Prior to that, the Indian media had introduced Rajarathinam as the ‘Takeover Tycoon’ to their readers in the early 1990s. His incredible story unfolded in newspapers, particularly the pink ones and magazines. The man, who started off with Rs 2 lakh borrowed from his father, went on a takeover spree, acquiring every company that he could lay his hands on. Most of the companies that he took over, like Tungabadra Sugars, Benares State Bank, Apollo Tubes, Madras Motor Group, Garware Paints, Annapoorna Foods, Synergy Finance Exchange and so on, were not doing well. Though some papers celebrated him as an astute businessman, there were always lingering questions around the source of his funds.  

The answer came in the years after Rajarathinam’s fall as a businessman, which started in 1996 with SEBI tightening the screws. After years of silence, a British man by the name Peter Karl Edward Craig Jones told the media about how he lost his Kodanadu Estate in the Nilgiris. Rajarathinam had been in touch with the British owner of the estate since 1992 and pressurised him to part with the property. On multiple occasions, Jones had gone to Veda Nilayam in Chennai’s Poes Garden to meet with Rajarathinam and the Chief Minister’s aide, VK Sasikala.

When the law caught up with Rajarathinam, he was charged with breach of trust and cheating, among other things, prompting him to go underground in 1997. At the time, he had a host of unpaid clients, bounced cheques and ruined companies.

Not as sturdy as teak: Anubhav Plantations

‘The great plantation scam of the 1990s.’ That was how the media described the swindling of Rs 400 crore by Anubhav Plantations and its head honcho C Natesan. The company had introduced a seemingly lucrative scheme that promised huge returns for depositors who invested in the company’s promotion of certain plantation activities, including the growing of teak, in 1992.

Finally, in 1998, it was revealed to be a fraudulent Ponzi scheme that had duped thousands of investors. Natesan went underground and all four principal companies — Anubhav Agrotech, Anubhav Green Farms and Resorts, Anubhav Plantations and Anubhav Royal Orchards Exports — shut down suddenly, leaving depositors in the lurch.

Falling like nine pins: Finance companies

Around 1996, eight private finance companies fell one after the other in Tamil Nadu. Middle-class investors, mostly retired persons, found themselves on the streets after losing their meagre savings. Those were the days when newspapers were full of advertisements issued by mushrooming finance companies that offered huge rates of interests.

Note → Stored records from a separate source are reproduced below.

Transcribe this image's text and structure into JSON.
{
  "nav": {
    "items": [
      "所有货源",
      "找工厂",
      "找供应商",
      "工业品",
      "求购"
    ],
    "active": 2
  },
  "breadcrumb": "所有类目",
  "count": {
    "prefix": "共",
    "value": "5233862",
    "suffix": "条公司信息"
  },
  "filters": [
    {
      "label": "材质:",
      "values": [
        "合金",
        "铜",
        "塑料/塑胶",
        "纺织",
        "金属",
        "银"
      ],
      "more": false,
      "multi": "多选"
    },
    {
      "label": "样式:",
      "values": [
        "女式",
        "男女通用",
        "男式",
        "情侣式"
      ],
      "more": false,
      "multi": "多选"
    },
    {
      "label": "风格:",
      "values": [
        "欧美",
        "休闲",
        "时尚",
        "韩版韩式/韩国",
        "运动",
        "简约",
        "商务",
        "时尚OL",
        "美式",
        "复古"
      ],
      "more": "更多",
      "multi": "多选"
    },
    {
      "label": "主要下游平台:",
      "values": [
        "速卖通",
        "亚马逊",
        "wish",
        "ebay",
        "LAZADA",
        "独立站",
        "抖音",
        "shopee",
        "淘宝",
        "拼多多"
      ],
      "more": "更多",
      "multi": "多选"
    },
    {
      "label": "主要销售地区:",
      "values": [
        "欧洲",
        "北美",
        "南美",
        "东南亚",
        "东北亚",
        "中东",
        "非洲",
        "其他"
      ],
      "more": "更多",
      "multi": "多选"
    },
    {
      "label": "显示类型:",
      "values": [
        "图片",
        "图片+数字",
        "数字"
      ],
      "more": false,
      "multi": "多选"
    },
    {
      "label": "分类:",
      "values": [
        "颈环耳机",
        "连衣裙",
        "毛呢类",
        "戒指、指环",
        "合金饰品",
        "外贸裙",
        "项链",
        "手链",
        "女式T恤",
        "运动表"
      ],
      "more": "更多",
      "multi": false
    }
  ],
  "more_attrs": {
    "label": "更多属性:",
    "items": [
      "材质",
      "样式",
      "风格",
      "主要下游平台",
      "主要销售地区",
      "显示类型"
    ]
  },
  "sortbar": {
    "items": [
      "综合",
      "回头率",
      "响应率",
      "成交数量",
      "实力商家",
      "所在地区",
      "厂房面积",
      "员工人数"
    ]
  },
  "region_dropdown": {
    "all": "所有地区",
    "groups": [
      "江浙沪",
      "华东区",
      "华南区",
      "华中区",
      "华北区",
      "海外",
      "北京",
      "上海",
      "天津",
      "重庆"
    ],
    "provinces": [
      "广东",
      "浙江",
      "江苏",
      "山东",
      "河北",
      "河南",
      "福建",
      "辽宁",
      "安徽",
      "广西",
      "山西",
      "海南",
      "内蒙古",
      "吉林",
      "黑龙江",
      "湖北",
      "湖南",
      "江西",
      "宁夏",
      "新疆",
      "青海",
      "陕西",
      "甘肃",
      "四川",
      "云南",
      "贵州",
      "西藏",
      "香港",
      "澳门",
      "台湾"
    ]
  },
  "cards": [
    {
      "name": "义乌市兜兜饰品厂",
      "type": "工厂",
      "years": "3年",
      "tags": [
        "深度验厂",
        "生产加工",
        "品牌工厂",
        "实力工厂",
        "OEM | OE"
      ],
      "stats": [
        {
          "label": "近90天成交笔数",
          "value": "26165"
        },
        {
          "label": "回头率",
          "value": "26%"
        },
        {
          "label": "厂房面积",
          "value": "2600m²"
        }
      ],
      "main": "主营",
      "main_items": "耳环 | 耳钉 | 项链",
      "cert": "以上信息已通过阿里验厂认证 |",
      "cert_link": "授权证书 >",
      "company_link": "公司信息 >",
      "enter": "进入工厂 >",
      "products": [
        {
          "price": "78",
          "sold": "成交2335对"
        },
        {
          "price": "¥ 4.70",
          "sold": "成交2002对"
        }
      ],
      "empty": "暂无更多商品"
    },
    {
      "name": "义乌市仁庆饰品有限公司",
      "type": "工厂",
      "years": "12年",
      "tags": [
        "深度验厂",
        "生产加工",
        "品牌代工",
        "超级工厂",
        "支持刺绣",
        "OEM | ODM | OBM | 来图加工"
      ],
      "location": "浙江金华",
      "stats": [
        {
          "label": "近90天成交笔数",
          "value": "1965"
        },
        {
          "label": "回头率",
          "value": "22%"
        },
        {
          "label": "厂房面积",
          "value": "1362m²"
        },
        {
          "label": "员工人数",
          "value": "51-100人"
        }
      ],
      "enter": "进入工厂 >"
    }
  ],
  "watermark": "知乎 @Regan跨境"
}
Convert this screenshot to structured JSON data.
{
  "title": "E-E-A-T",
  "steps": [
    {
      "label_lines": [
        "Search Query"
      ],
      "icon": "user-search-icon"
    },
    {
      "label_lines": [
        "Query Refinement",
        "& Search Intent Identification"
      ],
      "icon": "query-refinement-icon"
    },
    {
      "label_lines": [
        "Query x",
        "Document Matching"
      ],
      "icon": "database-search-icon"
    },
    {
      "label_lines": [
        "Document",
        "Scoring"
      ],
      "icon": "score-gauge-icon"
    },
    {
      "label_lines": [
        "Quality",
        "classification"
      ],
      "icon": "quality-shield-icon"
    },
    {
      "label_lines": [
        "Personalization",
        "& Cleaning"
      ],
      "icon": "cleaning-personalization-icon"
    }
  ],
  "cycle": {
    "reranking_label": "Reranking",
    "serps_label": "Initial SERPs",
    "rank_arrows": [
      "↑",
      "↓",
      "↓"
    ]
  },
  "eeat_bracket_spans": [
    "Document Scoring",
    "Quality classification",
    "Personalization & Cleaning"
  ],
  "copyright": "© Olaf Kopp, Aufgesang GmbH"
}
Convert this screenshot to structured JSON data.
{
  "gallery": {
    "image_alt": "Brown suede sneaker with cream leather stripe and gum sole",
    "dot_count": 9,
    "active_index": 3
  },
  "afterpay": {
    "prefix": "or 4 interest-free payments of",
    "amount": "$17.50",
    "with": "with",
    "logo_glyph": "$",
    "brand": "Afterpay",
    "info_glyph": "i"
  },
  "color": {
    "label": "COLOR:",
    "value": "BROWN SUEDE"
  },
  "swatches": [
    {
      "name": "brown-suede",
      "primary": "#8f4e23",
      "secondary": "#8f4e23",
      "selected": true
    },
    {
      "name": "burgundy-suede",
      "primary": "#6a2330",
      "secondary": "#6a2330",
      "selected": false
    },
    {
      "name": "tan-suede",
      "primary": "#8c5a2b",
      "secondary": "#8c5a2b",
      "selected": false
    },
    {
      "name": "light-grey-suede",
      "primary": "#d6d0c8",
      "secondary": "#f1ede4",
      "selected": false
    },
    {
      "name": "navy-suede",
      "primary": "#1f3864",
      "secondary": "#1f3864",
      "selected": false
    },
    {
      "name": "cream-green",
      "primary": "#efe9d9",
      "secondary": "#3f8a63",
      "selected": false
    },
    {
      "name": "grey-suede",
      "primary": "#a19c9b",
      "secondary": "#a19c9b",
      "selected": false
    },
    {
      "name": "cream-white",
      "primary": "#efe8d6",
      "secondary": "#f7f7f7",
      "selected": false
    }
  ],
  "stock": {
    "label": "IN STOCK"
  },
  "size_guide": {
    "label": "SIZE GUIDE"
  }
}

Sneham, one such company that went bust in September 1996, had offered a 33% interest rate and an additional 3% incentive. Public trust in the stock market was at an all-time low following the 1992 scam, so the eight companies — which together swallowed Rs 3,400 crore — had managed to attract people to their schemes by offering interest rates between 24% to 40%. The prominent finance firms that fell included Easwari Finance, Ramesh Cars, G N S Nidhi, Maxima, Devi Gold House, Thirumagal Finance Corporation, Laxmi Gold House and New India Investment.

For whose benefit?

A couple of years after the private finance companies failed their depositors, two benefit funds went bust in Chennai, again leaving lakhs of depositors on the streets. They were the Royapettah Benefit Fund (RBF) Nidhi Limited and Alwarpet Benefit Fund.

After a few high-profile borrowers defaulted, the funds suddenly failed to pay interest to their depositors. This led to losses that ran into crores. In the case of the RBF, the depositors would have lost everything as there appeared to be no assets left for the government to liquidate to pay back the investors. But an income tax official leaked details of the personal assets of one of its top honchoes to the media.

Having seen the private finance companies declaring their losses, the directors were almost prepared to show their losses and escape. But the publication of information on the properties owned by the top honcho helped the government find the assets and liquidate them.

This article was produced by TNM Marquee in association with ZEE5, and not by TNM Editorial.